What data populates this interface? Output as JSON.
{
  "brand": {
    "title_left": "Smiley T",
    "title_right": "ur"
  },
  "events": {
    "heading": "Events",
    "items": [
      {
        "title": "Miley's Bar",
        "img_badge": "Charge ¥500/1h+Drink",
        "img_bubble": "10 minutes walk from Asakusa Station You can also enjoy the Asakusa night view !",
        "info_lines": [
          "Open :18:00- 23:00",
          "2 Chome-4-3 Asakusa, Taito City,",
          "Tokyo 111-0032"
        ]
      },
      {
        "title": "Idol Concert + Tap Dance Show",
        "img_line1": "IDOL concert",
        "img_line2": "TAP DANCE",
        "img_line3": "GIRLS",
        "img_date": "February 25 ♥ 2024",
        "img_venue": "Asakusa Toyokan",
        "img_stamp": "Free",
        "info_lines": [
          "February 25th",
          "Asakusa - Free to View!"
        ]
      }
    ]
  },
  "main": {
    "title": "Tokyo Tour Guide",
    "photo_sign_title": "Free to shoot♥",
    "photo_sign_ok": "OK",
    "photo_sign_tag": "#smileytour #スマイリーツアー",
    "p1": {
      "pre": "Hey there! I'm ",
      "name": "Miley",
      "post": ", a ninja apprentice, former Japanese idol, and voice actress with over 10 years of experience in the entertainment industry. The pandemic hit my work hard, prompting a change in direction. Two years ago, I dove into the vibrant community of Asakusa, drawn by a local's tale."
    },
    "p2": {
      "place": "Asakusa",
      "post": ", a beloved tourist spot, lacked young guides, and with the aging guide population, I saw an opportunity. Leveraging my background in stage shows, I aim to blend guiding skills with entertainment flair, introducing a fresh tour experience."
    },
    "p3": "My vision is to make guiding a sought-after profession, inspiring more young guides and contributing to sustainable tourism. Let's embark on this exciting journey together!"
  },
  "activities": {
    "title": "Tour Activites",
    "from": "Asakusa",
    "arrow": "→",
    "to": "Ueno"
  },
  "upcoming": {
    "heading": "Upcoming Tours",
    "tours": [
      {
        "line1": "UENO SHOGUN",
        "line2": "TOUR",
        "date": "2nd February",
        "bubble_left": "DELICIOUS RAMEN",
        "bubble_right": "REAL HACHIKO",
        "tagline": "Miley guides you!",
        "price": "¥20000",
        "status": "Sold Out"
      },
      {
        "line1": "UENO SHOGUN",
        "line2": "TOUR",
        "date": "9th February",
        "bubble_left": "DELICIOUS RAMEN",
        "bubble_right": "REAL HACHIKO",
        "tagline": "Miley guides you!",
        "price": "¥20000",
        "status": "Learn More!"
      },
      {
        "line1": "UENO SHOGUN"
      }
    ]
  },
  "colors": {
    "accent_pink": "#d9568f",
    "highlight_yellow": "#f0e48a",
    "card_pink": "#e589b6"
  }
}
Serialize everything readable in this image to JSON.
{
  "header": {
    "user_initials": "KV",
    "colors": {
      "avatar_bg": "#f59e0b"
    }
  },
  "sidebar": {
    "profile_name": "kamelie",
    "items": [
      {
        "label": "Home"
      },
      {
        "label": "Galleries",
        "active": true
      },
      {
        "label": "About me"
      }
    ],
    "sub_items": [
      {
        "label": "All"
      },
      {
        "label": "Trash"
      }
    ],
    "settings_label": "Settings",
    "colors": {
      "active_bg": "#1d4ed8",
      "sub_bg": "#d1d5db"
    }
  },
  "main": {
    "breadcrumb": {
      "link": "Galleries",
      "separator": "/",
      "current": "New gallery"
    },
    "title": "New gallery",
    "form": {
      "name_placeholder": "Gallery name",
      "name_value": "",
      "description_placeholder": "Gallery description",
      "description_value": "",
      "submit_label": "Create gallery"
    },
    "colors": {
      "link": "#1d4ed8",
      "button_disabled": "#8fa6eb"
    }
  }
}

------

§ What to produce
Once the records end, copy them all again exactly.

§ Response below
What data populates this interface? Output as JSON.
{
  "brand": {
    "title_left": "Smiley T",
    "title_right": "ur"
  },
  "events": {
    "heading": "Events",
    "items": [
      {
        "title": "Miley's Bar",
        "img_badge": "Charge ¥500/1h+Drink",
        "img_bubble": "10 minutes walk from Asakusa Station You can also enjoy the Asakusa night view !",
        "info_lines": [
          "Open :18:00- 23:00",
          "2 Chome-4-3 Asakusa, Taito City,",
          "Tokyo 111-0032"
        ]
      },
      {
        "title": "Idol Concert + Tap Dance Show",
        "img_line1": "IDOL concert",
        "img_line2": "TAP DANCE",
        "img_line3": "GIRLS",
        "img_date": "February 25 ♥ 2024",
        "img_venue": "Asakusa Toyokan",
        "img_stamp": "Free",
        "info_lines": [
          "February 25th",
          "Asakusa - Free to View!"
        ]
      }
    ]
  },
  "main": {
    "title": "Tokyo Tour Guide",
    "photo_sign_title": "Free to shoot♥",
    "photo_sign_ok": "OK",
    "photo_sign_tag": "#smileytour #スマイリーツアー",
    "p1": {
      "pre": "Hey there! I'm ",
      "name": "Miley",
      "post": ", a ninja apprentice, former Japanese idol, and voice actress with over 10 years of experience in the entertainment industry. The pandemic hit my work hard, prompting a change in direction. Two years ago, I dove into the vibrant community of Asakusa, drawn by a local's tale."
    },
    "p2": {
      "place": "Asakusa",
      "post": ", a beloved tourist spot, lacked young guides, and with the aging guide population, I saw an opportunity. Leveraging my background in stage shows, I aim to blend guiding skills with entertainment flair, introducing a fresh tour experience."
    },
    "p3": "My vision is to make guiding a sought-after profession, inspiring more young guides and contributing to sustainable tourism. Let's embark on this exciting journey together!"
  },
  "activities": {
    "title": "Tour Activites",
    "from": "Asakusa",
    "arrow": "→",
    "to": "Ueno"
  },
  "upcoming": {
    "heading": "Upcoming Tours",
    "tours": [
      {
        "line1": "UENO SHOGUN",
        "line2": "TOUR",
        "date": "2nd February",
        "bubble_left": "DELICIOUS RAMEN",
        "bubble_right": "REAL HACHIKO",
        "tagline": "Miley guides you!",
        "price": "¥20000",
        "status": "Sold Out"
      },
      {
        "line1": "UENO SHOGUN",
        "line2": "TOUR",
        "date": "9th February",
        "bubble_left": "DELICIOUS RAMEN",
        "bubble_right": "REAL HACHIKO",
        "tagline": "Miley guides you!",
        "price": "¥20000",
        "status": "Learn More!"
      },
      {
        "line1": "UENO SHOGUN"
      }
    ]
  },
  "colors": {
    "accent_pink": "#d9568f",
    "highlight_yellow": "#f0e48a",
    "card_pink": "#e589b6"
  }
}
Serialize everything readable in this image to JSON.
{
  "header": {
    "user_initials": "KV",
    "colors": {
      "avatar_bg": "#f59e0b"
    }
  },
  "sidebar": {
    "profile_name": "kamelie",
    "items": [
      {
        "label": "Home"
      },
      {
        "label": "Galleries",
        "active": true
      },
      {
        "label": "About me"
      }
    ],
    "sub_items": [
      {
        "label": "All"
      },
      {
        "label": "Trash"
      }
    ],
    "settings_label": "Settings",
    "colors": {
      "active_bg": "#1d4ed8",
      "sub_bg": "#d1d5db"
    }
  },
  "main": {
    "breadcrumb": {
      "link": "Galleries",
      "separator": "/",
      "current": "New gallery"
    },
    "title": "New gallery",
    "form": {
      "name_placeholder": "Gallery name",
      "name_value": "",
      "description_placeholder": "Gallery description",
      "description_value": "",
      "submit_label": "Create gallery"
    },
    "colors": {
      "link": "#1d4ed8",
      "button_disabled": "#8fa6eb"
    }
  }
}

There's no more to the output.